The note that's fingered, or the open string comprises the fundamental.

I won't get too far into the physics of vibrating strings, and sound, but basically your 'overtone series' goes Fundamental-octave-fifth-2nd octave-3rd-5th-...

Those are the notes, built up. More or less, as you divide the string, you isolate higher notes in the overtone series. Ie. when you play at the 12th fret, dividing it in half, you get the the first overtone, or the octave (the same as 12 frets above the note, in this case the open string)

To make it simple, from the open string:
12th fret: octave
7th fret: octave + 5th
5th: double octave
4th: double octave + 3rd
3rd: double octave + 5th

The harmonic at the 9th fret I don't remember the octave for, but it works out to be about a quarter tone sharp of the 4th.

Because of equal temper, and the way a guitar should be tuned, and accounting for intonation (string relief) the harmonics are NOT perfectly pitched as if you were playing the higher notes as fretted, but they're pretty close; and will vary slightly (a few cents) per guitar/person.

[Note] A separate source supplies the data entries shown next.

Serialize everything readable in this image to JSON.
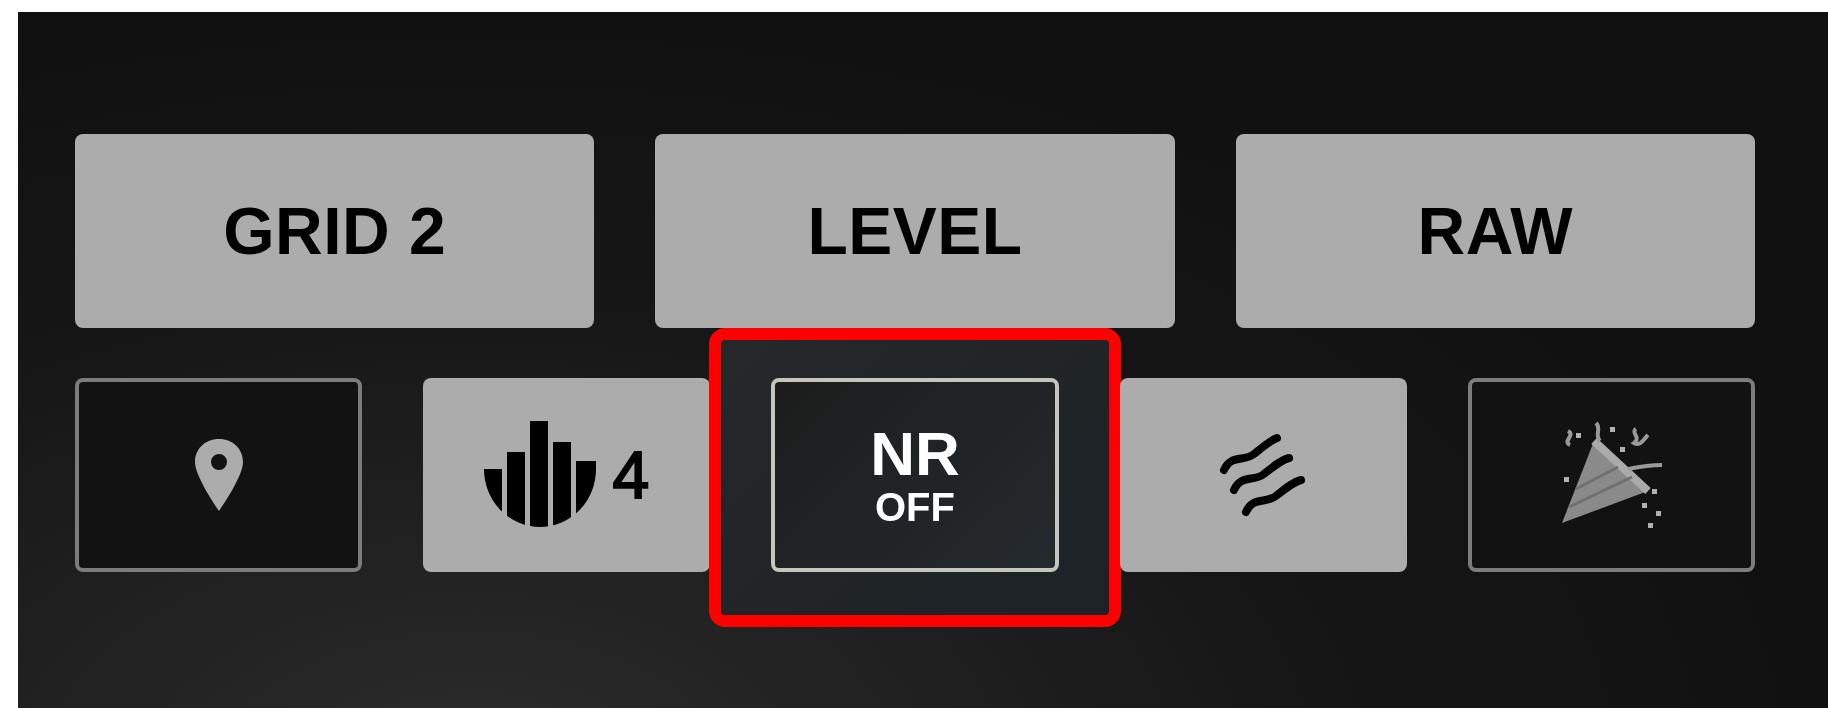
{
  "top_buttons": [
    {
      "label": "GRID 2",
      "on": true
    },
    {
      "label": "LEVEL",
      "on": true
    },
    {
      "label": "RAW",
      "on": true
    }
  ],
  "bottom_buttons": [
    {
      "kind": "pin",
      "on": false,
      "highlighted": false
    },
    {
      "kind": "bars",
      "label": "4",
      "on": true,
      "highlighted": false
    },
    {
      "kind": "text",
      "label": "NR",
      "sublabel": "OFF",
      "on": false,
      "highlighted": true
    },
    {
      "kind": "waves",
      "on": true,
      "highlighted": false
    },
    {
      "kind": "party",
      "on": false,
      "highlighted": false
    }
  ]
}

To answer the question you gave: Any harmonic at the 5th fret is two octaves higher than the open string.

Balsamo
04-12-2005, 08:07 AM
Thanks